2) Spoon / "Don't You Evah" - Spoon makes pop music look way too easy. Britt Daniel's effortless voice, a simple guitar riff and drum line, and some handclaps and they've got a song that sounds like a hit. Throw in the over-dubbing harmony and guitar solo, and you've got something even a tiny yellow robot can dance to.
*From the album "Ga Ga Ga Ga Ga"

1) Feist / "My Moon My Man" - It's perfect, honestly. The beat is seemingly (deceitfully) simple, but full of flourishes of genius experimenting. The guitar comes in at the perfect times, and makes the song that much stronger. Then there's Leslie Feist's voice. My God, not since early Madonna has anyone sounded this sexy on a record. "The Reminder" may have had its set-backs, but this song has none. It's better than anything released this year or last year, and my money is that it will be better than anything released in the upcoming year. It's that good, folks.
*From the album "The Reminder"

On the opposite end of the spectrum, there's one other award to give out...


1) Soulja Boy Tell Em / "Crank That" - This was the most inescapable song of the year, while simultaneously being the one I most wanted to escape. It was basically a really shitty dance move expanded into a full-length "hip-hop" song by adding a shitty faux-island beat, a bunch of shitty lyrics, and a bunch of "ohhhhhs!" I give up. I thought "The Macarena" was the last time I'd see a one-hit wonder (because if there really is a God, there's no way Mr. Tell Em has another hit) based off a shitty dance and little else become a nationwide smash. I can only pray that this time really is the last time.
*From some shitty album
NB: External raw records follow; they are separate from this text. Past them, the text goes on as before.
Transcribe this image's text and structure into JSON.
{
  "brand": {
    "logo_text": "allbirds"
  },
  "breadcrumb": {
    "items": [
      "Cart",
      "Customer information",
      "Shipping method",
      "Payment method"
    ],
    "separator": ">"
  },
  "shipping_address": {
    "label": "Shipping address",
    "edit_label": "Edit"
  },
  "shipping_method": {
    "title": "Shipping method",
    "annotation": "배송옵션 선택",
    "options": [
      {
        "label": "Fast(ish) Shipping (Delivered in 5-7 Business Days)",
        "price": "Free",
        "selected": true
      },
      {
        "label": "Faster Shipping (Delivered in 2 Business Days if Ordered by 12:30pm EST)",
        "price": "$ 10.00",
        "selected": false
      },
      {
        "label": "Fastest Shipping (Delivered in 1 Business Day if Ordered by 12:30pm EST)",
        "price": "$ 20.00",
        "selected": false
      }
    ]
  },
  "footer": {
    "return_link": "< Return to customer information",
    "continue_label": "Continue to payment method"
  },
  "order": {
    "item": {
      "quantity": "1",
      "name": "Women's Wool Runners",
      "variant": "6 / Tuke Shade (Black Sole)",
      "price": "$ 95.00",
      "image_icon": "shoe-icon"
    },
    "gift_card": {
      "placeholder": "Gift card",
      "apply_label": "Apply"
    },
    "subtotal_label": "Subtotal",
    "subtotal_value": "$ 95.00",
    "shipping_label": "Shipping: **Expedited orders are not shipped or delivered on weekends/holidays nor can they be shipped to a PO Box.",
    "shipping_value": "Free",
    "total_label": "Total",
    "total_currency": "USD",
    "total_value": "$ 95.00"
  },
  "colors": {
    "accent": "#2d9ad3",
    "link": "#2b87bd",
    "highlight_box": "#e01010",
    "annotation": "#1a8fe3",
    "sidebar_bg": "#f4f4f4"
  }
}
Albums of the Year coming on Wednesday (12/19)

1 comment:

Pelk said...

That video for "Floating" is pretty sweet.